**DIRECTIONS FOR THIS TASK:** Below are records; say how many of their lines include the word "cashier", giving nothing but the number.

Dataset excerpts:
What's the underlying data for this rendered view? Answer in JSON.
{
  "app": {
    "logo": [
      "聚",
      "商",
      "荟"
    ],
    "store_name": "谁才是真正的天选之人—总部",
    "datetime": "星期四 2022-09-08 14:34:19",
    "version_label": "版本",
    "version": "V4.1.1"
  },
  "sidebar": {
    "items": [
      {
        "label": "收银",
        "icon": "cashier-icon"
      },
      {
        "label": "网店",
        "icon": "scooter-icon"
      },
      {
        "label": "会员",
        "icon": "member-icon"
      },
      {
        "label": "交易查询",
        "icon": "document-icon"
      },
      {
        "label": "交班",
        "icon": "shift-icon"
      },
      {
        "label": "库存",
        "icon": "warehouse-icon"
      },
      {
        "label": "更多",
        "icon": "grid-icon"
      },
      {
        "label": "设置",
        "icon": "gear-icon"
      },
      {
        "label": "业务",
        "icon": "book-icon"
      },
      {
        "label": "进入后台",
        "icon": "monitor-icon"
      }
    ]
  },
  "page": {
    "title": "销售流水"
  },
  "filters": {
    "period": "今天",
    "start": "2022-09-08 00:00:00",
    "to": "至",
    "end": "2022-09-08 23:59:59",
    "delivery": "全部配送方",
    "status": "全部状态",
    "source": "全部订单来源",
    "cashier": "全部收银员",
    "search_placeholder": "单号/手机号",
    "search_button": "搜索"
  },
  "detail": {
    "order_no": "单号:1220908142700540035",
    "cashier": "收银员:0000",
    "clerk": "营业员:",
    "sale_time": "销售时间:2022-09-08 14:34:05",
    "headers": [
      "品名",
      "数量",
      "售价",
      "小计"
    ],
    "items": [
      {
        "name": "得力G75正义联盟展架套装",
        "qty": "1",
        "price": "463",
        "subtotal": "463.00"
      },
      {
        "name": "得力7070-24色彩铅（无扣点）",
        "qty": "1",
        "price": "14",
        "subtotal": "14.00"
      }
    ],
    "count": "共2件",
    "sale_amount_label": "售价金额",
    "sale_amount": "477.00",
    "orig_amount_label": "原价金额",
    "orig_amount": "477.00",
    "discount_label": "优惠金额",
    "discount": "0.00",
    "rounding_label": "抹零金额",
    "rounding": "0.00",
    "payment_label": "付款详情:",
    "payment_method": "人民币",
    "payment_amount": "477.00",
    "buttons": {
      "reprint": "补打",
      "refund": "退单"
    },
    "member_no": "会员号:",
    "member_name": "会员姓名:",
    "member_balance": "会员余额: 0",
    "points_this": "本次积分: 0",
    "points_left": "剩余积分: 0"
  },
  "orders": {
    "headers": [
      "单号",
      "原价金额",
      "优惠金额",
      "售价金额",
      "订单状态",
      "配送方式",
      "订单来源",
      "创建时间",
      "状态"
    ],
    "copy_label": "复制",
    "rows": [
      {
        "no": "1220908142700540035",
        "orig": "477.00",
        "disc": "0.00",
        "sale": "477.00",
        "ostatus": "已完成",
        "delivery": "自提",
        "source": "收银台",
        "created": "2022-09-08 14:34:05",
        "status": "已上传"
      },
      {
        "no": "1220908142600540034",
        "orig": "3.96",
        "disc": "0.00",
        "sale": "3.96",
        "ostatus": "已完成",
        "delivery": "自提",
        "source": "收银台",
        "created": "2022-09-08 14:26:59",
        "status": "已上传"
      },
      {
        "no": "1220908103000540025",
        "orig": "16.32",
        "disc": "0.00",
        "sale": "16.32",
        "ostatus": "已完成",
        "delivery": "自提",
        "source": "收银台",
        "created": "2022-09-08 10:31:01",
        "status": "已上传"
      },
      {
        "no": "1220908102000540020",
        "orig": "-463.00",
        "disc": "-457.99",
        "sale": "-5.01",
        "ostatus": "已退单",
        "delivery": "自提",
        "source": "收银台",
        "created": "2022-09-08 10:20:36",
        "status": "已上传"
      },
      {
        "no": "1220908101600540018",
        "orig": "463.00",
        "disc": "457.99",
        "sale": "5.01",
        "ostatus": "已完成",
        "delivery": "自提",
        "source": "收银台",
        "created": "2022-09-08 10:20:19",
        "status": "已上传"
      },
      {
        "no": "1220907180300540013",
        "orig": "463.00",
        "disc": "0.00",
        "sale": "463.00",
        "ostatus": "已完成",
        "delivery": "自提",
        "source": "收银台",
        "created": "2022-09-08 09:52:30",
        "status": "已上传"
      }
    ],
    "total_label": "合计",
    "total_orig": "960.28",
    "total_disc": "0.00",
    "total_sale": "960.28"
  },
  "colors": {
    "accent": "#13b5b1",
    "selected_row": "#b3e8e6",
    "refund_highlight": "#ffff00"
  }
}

**TASK OUTPUT:** 3